“I can’t do it—I haven’t got it!” Jurgis protested. “I tell you I have only a dollar and a quarter.”
The woman turned to her work. “I don’t believe you,” she said. “Dot is all to try to sheat me. Vot is de reason a big man like you has got only a dollar und a quarter?”
“I’ve just been in jail,” Jurgis cried—he was ready to get down upon his knees to the woman—“and I had no money before, and my family has almost starved.”
“Vere is your friends, dot ought to help you?”
“They are all poor,” he answered. “They gave me this. I have done everything I can—”
“Haven’t you got notting you can sell?”
“I have nothing, I tell you—I have nothing,” he cried, frantically.
“Can’t you borrow it, den? Don’t your store people trust you?” Then, as he shook his head, she went on: “Listen to me—if you git me you vill be glad of it. I vill save your wife und baby for you, and it vill not seem like mooch to you in de end. If you loose dem now how you tink you feel den? Und here is a lady dot knows her business—I could send you to people in dis block, und dey vould tell you—”
Madame Haupt was pointing her cooking-fork at Jurgis persuasively; but her words were more than he could bear. He flung up his hands with a gesture of despair and turned and started away. “It’s no use,” he exclaimed—but suddenly he heard the woman’s voice behind him again—
“I vill make it five dollars for you.”
She followed behind him, arguing with him. “You vill be foolish not to take such an offer,” she said. “You von’t find nobody go out on a rainy day like dis for less. Vy, I haf never took a case in my life so sheap as dot. I couldn’t pay mine room rent—”
Jurgis interrupted her with an oath of rage. “If I haven’t got it,” he shouted, “how can I pay it? Damn it, I would pay you if I could, but I tell you I haven’t got it. I haven’t got it! Do you hear me I haven’t got it!”
He turned and started away again. He was halfway down the stairs before Madame Haupt could shout to him: “Vait! I vill go mit you! Come back!”
He went back into the room again.
“It is not goot to tink of anybody suffering,” she said, in a melancholy voice. “I might as vell go mit you for noffing as vot you offer me, but I vill try to help you. How far is it?”

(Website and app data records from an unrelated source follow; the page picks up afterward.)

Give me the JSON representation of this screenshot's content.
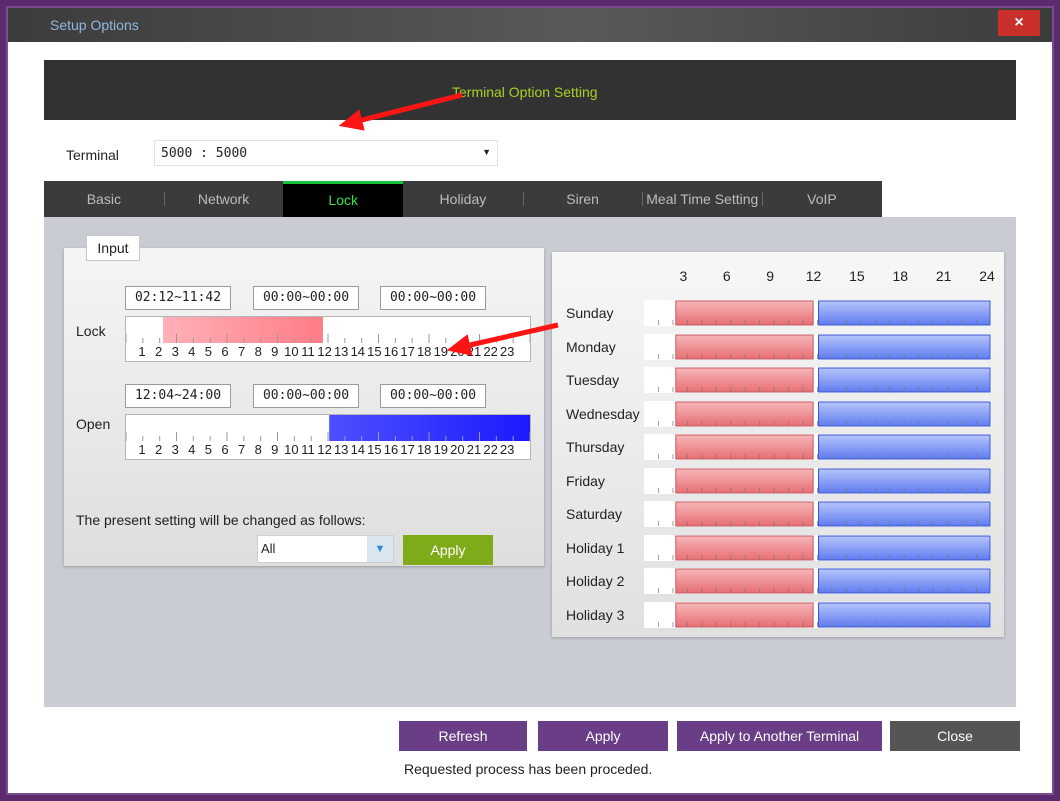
{
  "window": {
    "title": "Setup Options",
    "close_label": "×"
  },
  "header": {
    "title": "Terminal Option Setting"
  },
  "terminal": {
    "label": "Terminal",
    "value": "5000 : 5000"
  },
  "tabs": [
    {
      "label": "Basic",
      "active": false
    },
    {
      "label": "Network",
      "active": false
    },
    {
      "label": "Lock",
      "active": true
    },
    {
      "label": "Holiday",
      "active": false
    },
    {
      "label": "Siren",
      "active": false
    },
    {
      "label": "Meal Time Setting",
      "active": false
    },
    {
      "label": "VoIP",
      "active": false
    }
  ],
  "input_panel": {
    "tab_label": "Input",
    "lock": {
      "label": "Lock",
      "ranges": [
        "02:12~11:42",
        "00:00~00:00",
        "00:00~00:00"
      ],
      "highlight_hours": [
        2.2,
        11.7
      ],
      "color": "#ff7c86"
    },
    "open": {
      "label": "Open",
      "ranges": [
        "12:04~24:00",
        "00:00~00:00",
        "00:00~00:00"
      ],
      "highlight_hours": [
        12.07,
        24
      ],
      "color": "#1a1aff"
    },
    "hour_numbers": [
      "1",
      "2",
      "3",
      "4",
      "5",
      "6",
      "7",
      "8",
      "9",
      "10",
      "11",
      "12",
      "13",
      "14",
      "15",
      "16",
      "17",
      "18",
      "19",
      "20",
      "21",
      "22",
      "23"
    ],
    "change_text": "The present setting will be changed as follows:",
    "apply_to_value": "All",
    "apply_label": "Apply"
  },
  "weekly_schedule": {
    "hour_labels": [
      "3",
      "6",
      "9",
      "12",
      "15",
      "18",
      "21",
      "24"
    ],
    "days": [
      "Sunday",
      "Monday",
      "Tuesday",
      "Wednesday",
      "Thursday",
      "Friday",
      "Saturday",
      "Holiday 1",
      "Holiday 2",
      "Holiday 3"
    ],
    "lock_hours": [
      2.2,
      11.7
    ],
    "open_hours": [
      12.07,
      24
    ],
    "lock_color": "#e76f73",
    "open_color": "#5e7cf0"
  },
  "buttons": {
    "refresh": "Refresh",
    "apply": "Apply",
    "apply_other": "Apply to Another Terminal",
    "close": "Close"
  },
  "status": "Requested process has been proceded.",
  "annotation_color": "#ff1414"
}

“Three or four blocks from here.”
“Tree or four! Und so I shall get soaked! Gott in Himmel, it ought to be vorth more! Vun dollar und a quarter, und a day like dis!—But you understand now—you vill pay me de rest of twenty-five dollars soon?”
“As soon as I can.”
“Some time dis mont’?”
“Yes, within a month,” said poor Jurgis. “Anything! Hurry up!”
“Vere is de dollar und a quarter?” persisted Madame Haupt, relentlessly.